What Is an Alimony Payment?
An alimony payment—also called a “spousal” or “maintenance” payment in some parts of the United States—is a periodic, predetermined sum awarded to a spouse or former spouse following a separation or divorce. Payment structures and requirements to fulfill alimony are outlined by a legal decree or court order.
- Alimony payments are legally mandated monetary transfers from one ex-spouse to another to support the lifestyle of the other.
- Payments are normally issued in cases where one spouse earns a higher income than the other.
- Refusing to pay or not keeping up to date with alimony payments may result in civil or criminal charges for the payer.
- The Tax Cuts and Jobs Act (TCJA) eliminated the tax deduction for alimony payments on divorce agreements executed on or after Jan. 1, 2019.
How Are Alimony Payments Determined?
Alimony is a legal obligation in which one spouse makes regular payments to the other spouse—former or current. Payments are normally issued in cases where one spouse earns a higher income than the other. When a married couple becomes legally separated or divorced, both parties can agree to the conditions of alimony on their own. However, if they can’t come to an agreement, then a court may determine the legal obligation—or alimony—for one individual to provide financial support to the other. Some of the things that a judge will consider include:
- The amount that each party may reasonably earn every month
- The reasonable expenses that each party will incur
- If alimony can make it possible for the receiving party to maintain a lifestyle that is close to what the couple had during the marriage
- The length of the marriage
- The age and health of each spouse
- The earning capacity of each spouse
- The financial situation of each spouse
- The economic and noneconomic contributions that each spouse made to the marriage
- Any economic opportunities lost due to the marriage
- Any other factor that a judge deems pertinent to determining whether alimony should be awarded—and how much
Alimony payments may not be issued if both spouses have similar annual incomes or if the marriage is fairly new. A judge—or both parties—also might set an expiration date at the onset of the alimony decree, after which time the payer is no longer required to provide financial support to their spouse.

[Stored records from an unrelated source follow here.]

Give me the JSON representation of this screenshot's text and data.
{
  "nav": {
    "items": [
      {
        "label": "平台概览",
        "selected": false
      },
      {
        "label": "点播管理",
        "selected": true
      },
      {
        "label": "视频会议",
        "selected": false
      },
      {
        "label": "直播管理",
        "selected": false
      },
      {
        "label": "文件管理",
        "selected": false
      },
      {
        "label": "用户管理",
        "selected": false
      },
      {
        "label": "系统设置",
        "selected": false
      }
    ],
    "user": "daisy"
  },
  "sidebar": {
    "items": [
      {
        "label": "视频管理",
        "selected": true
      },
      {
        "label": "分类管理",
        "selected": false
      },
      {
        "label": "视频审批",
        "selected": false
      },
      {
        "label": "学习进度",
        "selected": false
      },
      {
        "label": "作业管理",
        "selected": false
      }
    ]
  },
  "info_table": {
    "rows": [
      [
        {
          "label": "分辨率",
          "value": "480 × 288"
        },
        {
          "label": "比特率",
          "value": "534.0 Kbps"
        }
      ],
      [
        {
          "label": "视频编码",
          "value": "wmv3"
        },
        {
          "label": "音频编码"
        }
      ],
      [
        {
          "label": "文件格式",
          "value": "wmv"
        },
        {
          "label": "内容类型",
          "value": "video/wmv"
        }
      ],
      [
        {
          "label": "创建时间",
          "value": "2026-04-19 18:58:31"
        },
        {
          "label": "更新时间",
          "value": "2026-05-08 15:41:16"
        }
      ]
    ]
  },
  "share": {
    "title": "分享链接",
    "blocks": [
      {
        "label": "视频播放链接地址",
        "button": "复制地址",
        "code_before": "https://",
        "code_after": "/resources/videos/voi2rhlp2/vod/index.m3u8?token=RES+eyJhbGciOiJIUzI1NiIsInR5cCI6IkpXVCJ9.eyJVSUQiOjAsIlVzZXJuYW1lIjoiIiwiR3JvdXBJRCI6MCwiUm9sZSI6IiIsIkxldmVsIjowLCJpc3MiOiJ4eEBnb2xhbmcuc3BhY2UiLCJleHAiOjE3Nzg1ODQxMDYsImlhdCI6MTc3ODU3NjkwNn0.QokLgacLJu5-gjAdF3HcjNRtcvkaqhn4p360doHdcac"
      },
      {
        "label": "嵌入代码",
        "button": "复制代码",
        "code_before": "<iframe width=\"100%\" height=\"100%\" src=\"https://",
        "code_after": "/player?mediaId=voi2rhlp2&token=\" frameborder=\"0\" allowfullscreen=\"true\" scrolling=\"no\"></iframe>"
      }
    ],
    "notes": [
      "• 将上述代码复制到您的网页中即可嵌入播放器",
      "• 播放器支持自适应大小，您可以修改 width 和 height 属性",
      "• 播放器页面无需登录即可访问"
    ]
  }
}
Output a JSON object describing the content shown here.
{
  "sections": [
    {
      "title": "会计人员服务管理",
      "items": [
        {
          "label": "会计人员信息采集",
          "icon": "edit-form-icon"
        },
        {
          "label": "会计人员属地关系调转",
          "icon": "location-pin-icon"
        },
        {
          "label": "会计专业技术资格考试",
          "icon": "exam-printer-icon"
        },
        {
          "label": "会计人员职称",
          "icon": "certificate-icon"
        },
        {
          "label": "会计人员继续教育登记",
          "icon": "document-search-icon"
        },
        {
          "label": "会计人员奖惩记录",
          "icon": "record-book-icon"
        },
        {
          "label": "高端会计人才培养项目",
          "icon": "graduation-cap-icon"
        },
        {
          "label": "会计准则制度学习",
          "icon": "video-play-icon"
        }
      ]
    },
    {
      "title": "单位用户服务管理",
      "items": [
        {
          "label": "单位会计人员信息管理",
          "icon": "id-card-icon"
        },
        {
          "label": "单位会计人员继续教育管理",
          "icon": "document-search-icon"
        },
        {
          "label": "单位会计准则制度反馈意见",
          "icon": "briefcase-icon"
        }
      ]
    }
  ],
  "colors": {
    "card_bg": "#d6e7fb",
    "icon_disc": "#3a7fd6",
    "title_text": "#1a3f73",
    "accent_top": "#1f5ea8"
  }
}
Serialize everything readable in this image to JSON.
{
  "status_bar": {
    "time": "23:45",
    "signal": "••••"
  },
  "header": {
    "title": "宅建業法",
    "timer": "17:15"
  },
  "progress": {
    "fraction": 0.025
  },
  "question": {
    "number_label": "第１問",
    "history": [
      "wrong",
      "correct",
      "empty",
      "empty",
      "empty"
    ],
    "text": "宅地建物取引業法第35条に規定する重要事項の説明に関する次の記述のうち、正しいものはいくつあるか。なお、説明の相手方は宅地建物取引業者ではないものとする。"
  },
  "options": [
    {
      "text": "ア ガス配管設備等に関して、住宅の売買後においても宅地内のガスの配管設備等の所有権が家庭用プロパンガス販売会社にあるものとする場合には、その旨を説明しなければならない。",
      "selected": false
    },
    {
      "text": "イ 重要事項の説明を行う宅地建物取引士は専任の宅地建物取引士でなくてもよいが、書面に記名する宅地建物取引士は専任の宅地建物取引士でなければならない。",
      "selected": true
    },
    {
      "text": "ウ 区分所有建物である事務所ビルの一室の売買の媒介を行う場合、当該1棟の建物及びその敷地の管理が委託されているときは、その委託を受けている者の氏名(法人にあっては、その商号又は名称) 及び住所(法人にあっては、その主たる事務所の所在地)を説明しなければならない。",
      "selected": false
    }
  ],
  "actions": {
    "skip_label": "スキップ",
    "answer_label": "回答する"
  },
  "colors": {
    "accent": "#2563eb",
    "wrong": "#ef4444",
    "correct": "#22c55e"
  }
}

Specific types of alimony available can vary from state to state. In California, for example, there are five:
- Temporary Alimony—Paid while the divorce is pending, it can include divorce costs and daily expenses, and it ceases once the divorce is finalized.
- Permanent Alimony—Paid on a monthly basis, it continues until the death of either spouse or the remarriage of the lower-earning spouse.

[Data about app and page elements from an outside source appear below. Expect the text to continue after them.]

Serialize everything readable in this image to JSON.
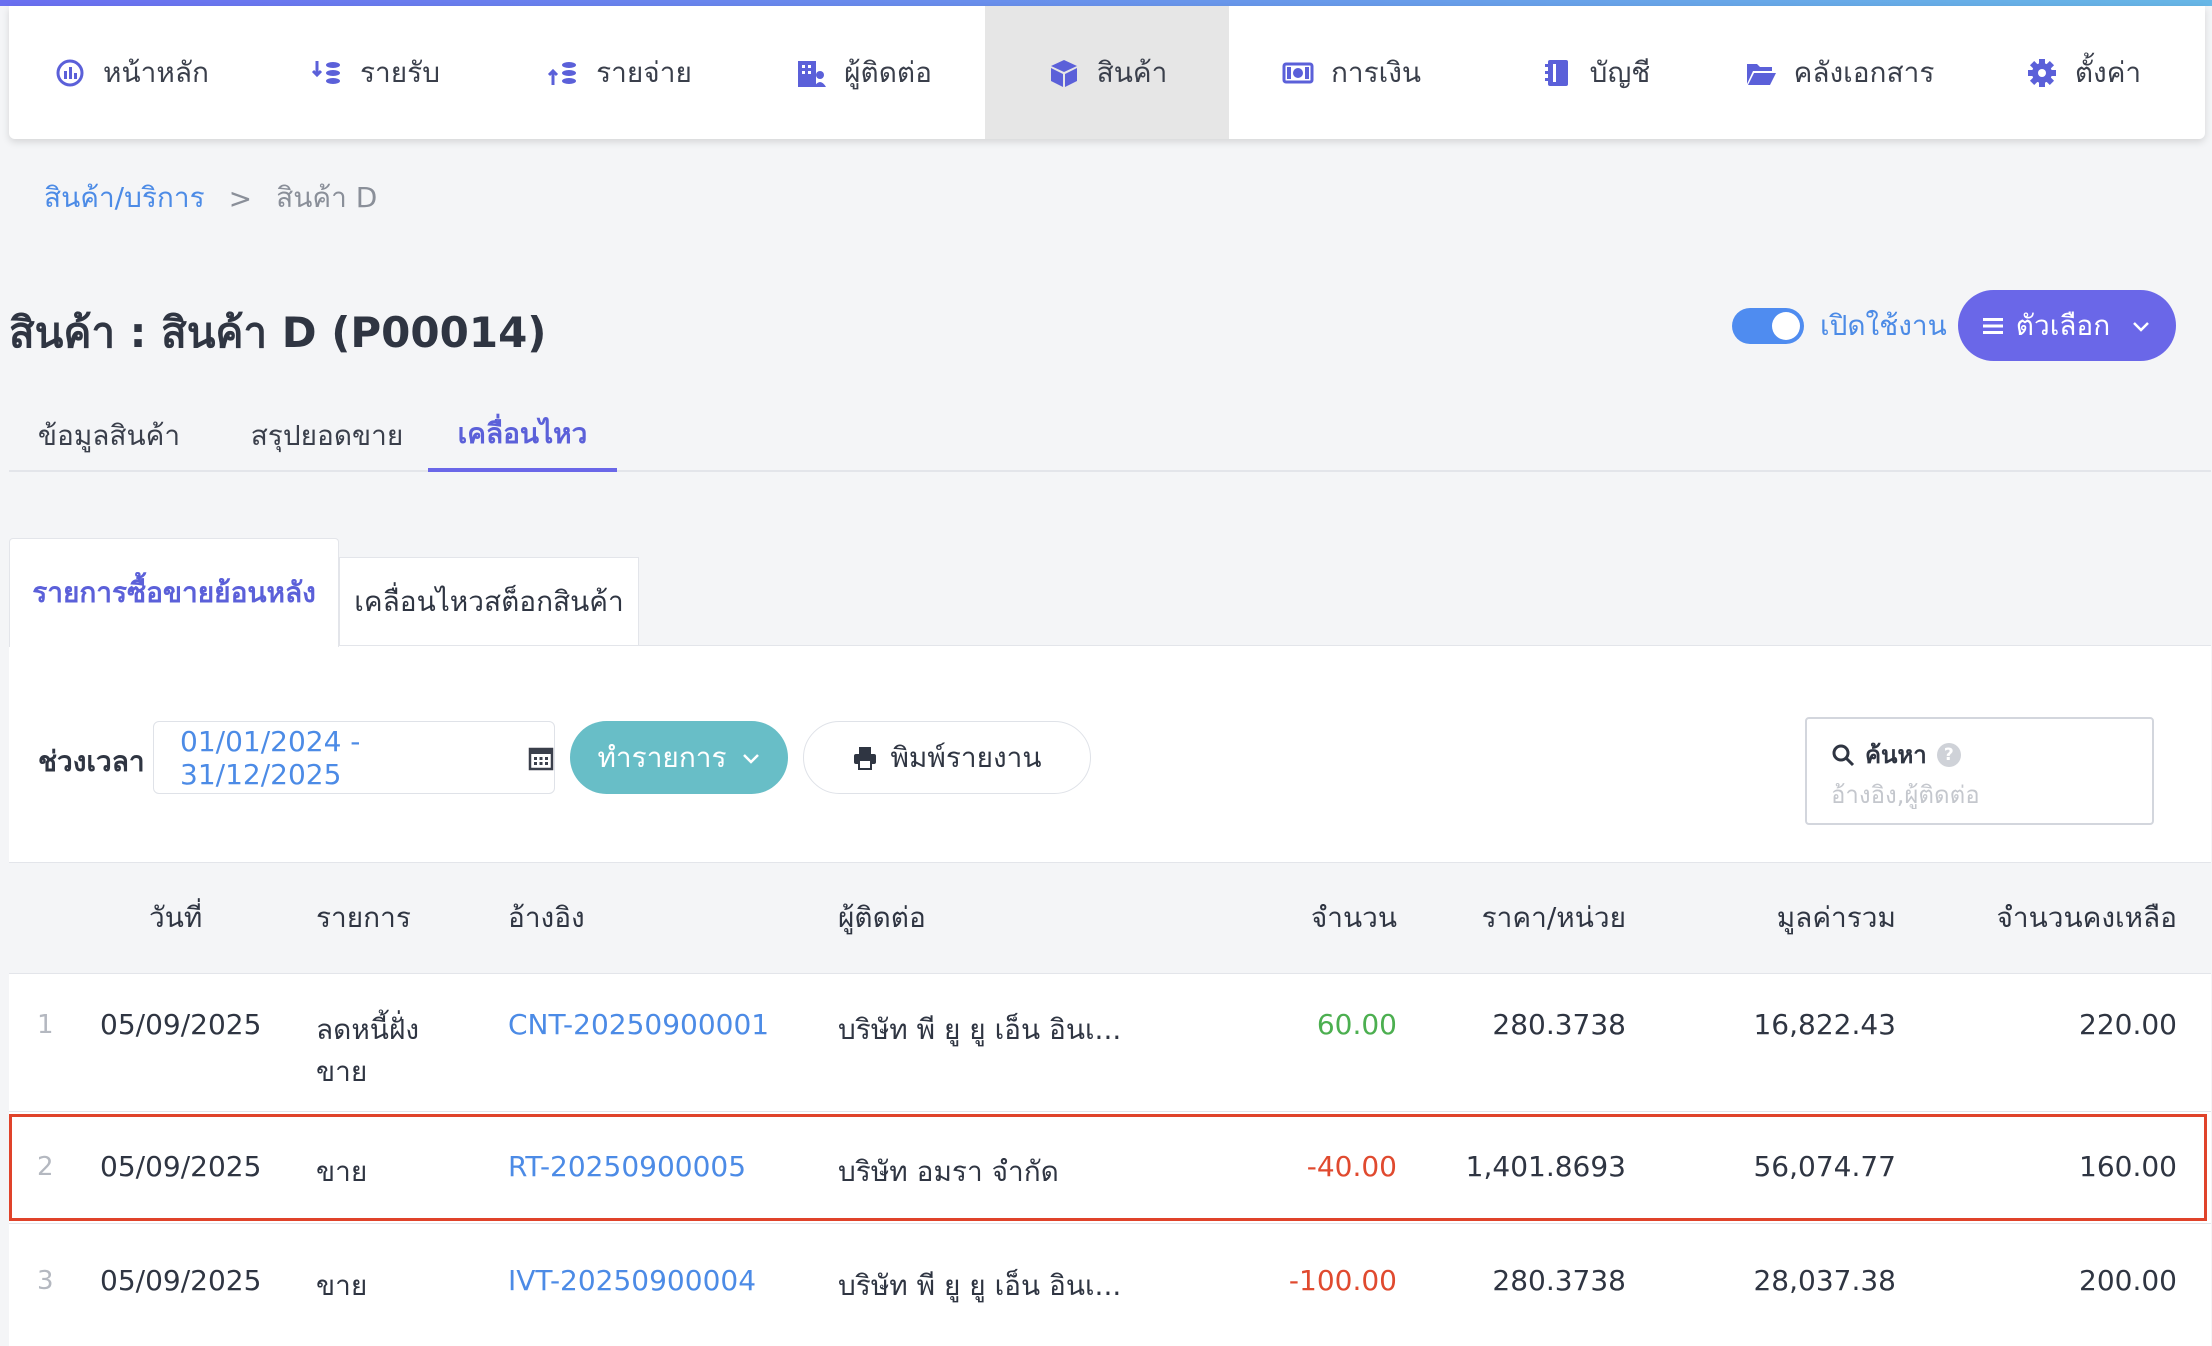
{
  "nav": {
    "items": [
      {
        "label": "หน้าหลัก",
        "icon": "dashboard-icon",
        "active": false
      },
      {
        "label": "รายรับ",
        "icon": "income-icon",
        "active": false
      },
      {
        "label": "รายจ่าย",
        "icon": "expense-icon",
        "active": false
      },
      {
        "label": "ผู้ติดต่อ",
        "icon": "contacts-icon",
        "active": false
      },
      {
        "label": "สินค้า",
        "icon": "box-icon",
        "active": true
      },
      {
        "label": "การเงิน",
        "icon": "money-icon",
        "active": false
      },
      {
        "label": "บัญชี",
        "icon": "ledger-icon",
        "active": false
      },
      {
        "label": "คลังเอกสาร",
        "icon": "folder-icon",
        "active": false
      },
      {
        "label": "ตั้งค่า",
        "icon": "gear-icon",
        "active": false
      }
    ]
  },
  "breadcrumb": {
    "parent": "สินค้า/บริการ",
    "separator": ">",
    "current": "สินค้า D"
  },
  "page": {
    "title": "สินค้า : สินค้า D (P00014)"
  },
  "status": {
    "toggle_label": "เปิดใช้งาน",
    "enabled": true
  },
  "options_button": {
    "label": "ตัวเลือก"
  },
  "tabs": [
    {
      "label": "ข้อมูลสินค้า",
      "active": false
    },
    {
      "label": "สรุปยอดขาย",
      "active": false
    },
    {
      "label": "เคลื่อนไหว",
      "active": true
    }
  ],
  "subtabs": [
    {
      "label": "รายการซื้อขายย้อนหลัง",
      "active": true
    },
    {
      "label": "เคลื่อนไหวสต็อกสินค้า",
      "active": false
    }
  ],
  "filters": {
    "period_label": "ช่วงเวลา",
    "date_range": "01/01/2024 - 31/12/2025",
    "action_button": "ทำรายการ",
    "print_button": "พิมพ์รายงาน",
    "search_label": "ค้นหา",
    "search_placeholder": "อ้างอิง,ผู้ติดต่อ"
  },
  "table": {
    "columns": [
      "วันที่",
      "รายการ",
      "อ้างอิง",
      "ผู้ติดต่อ",
      "จำนวน",
      "ราคา/หน่วย",
      "มูลค่ารวม",
      "จำนวนคงเหลือ"
    ],
    "rows": [
      {
        "index": "1",
        "date": "05/09/2025",
        "type_line1": "ลดหนี้ฝั่ง",
        "type_line2": "ขาย",
        "ref": "CNT-20250900001",
        "contact": "บริษัท พี ยู ยู เอ็น อินเ...",
        "qty": "60.00",
        "qty_sign": "positive",
        "unit_price": "280.3738",
        "total": "16,822.43",
        "balance": "220.00"
      },
      {
        "index": "2",
        "date": "05/09/2025",
        "type_line1": "ขาย",
        "type_line2": "",
        "ref": "RT-20250900005",
        "contact": "บริษัท อมรา จำกัด",
        "qty": "-40.00",
        "qty_sign": "negative",
        "unit_price": "1,401.8693",
        "total": "56,074.77",
        "balance": "160.00",
        "highlighted": true
      },
      {
        "index": "3",
        "date": "05/09/2025",
        "type_line1": "ขาย",
        "type_line2": "",
        "ref": "IVT-20250900004",
        "contact": "บริษัท พี ยู ยู เอ็น อินเ...",
        "qty": "-100.00",
        "qty_sign": "negative",
        "unit_price": "280.3738",
        "total": "28,037.38",
        "balance": "200.00"
      }
    ]
  },
  "colors": {
    "accent": "#6a67e8",
    "link": "#4c8be6",
    "teal": "#68bec7",
    "positive": "#4caf50",
    "negative": "#e04a2f",
    "highlight": "#e0432a"
  }
}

- Rehabilitative Alimony—Paid while the lower-earning spouse attempts to increase their employment chances through education or training or while on a job search, it ceases either after a fixed period of time or when the payee becomes self-supporting.

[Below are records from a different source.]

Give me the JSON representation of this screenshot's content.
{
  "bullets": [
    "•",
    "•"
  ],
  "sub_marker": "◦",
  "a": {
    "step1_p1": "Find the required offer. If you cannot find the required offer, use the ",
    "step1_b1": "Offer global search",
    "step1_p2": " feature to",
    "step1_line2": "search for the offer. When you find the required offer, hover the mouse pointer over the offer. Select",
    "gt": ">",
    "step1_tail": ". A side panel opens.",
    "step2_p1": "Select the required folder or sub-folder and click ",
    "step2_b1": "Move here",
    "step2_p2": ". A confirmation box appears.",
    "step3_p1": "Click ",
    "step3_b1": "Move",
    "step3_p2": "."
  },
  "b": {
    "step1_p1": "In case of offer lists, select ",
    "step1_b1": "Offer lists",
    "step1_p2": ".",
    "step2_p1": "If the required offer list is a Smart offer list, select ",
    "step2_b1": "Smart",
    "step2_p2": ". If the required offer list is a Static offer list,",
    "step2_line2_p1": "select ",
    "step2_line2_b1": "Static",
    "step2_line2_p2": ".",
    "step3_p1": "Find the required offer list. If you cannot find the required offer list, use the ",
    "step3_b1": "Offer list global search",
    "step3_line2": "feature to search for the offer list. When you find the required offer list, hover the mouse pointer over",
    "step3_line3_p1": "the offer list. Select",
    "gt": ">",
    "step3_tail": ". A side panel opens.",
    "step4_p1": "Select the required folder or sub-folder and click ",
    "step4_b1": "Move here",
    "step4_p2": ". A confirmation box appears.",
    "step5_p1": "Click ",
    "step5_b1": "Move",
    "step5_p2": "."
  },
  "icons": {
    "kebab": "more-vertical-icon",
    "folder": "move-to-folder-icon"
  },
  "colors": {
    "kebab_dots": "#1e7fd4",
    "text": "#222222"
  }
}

- Reimbursement Alimony—Paid to reimburse a lower-earning spouse for expenses such as tuition or work training, it is not ongoing.
- Lump-Sum Alimony—Paid in lieu of a property settlement, it is ordered when one spouse doesn’t want any property or items of value from their marital assets.
As evidenced in the alimony types above, the termination of alimony is flexible and open to negotiation. Other situations that might be used as the reason to stop payments include retirement, children no longer requiring the care of a parent, and a judge’s determination that a recipient is not making a good-faith effort to become self-sufficient.
Refusing to pay or not keeping up to date with alimony payments may result in civil or criminal charges for the payer.
Alimony does not include child support, non-cash property settlements, voluntary payments, or money used to keep up the payer’s property.
Requirements for Alimony Payments
According to the Internal Revenue Service (IRS), alimony payments must meet the following criteria:
- Spouses must file separate tax returns.
- Alimony payments must be made by cash, check, or money order.
- Payments are made under a divorce or separation instrument to a spouse or former spouse.
- The instrument must specify the payments as alimony.
- The spouses must live apart.
- There’s no liability to make alimony payments after the recipient spouse dies.
Taxes on Alimony Payments
Divorce comes with its own set of tax implications, some of which were modified by the Tax Cuts and Jobs Act (TCJA) of 2017, which eliminated the tax deduction for alimony paid for divorce agreements executed after Dec. 31, 2018. Under the new rules, alimony recipients will no longer owe federal tax on this support, either.
These are big changes that will affect how many divorce decrees are structured. As things stand, the IRS permits alimony payments to be tax deductible by the payer for divorce or separation agreements executed on or before Dec. 31, 2018. However, agreements made prior to 2019 that were later modified stating the repeal of alimony payment deductions will be subject to the new regulations.
Decrees made on or after Jan. 1, 2019, no longer qualify for tax deductions for payment of alimony under the Tax Cuts and Jobs Act (TCJA).
Instead of cash payments structured into divorce decrees starting in 2019, some tax advisors suggest that the higher-earning partner award the spouse an individual retirement account (IRA), which is in effect a tax deduction, as no taxes had been paid on the amounts added to the account.
A potential issue here, though, is that the money ordinarily can’t be taken out before age 59½ without incurring a 10% penalty.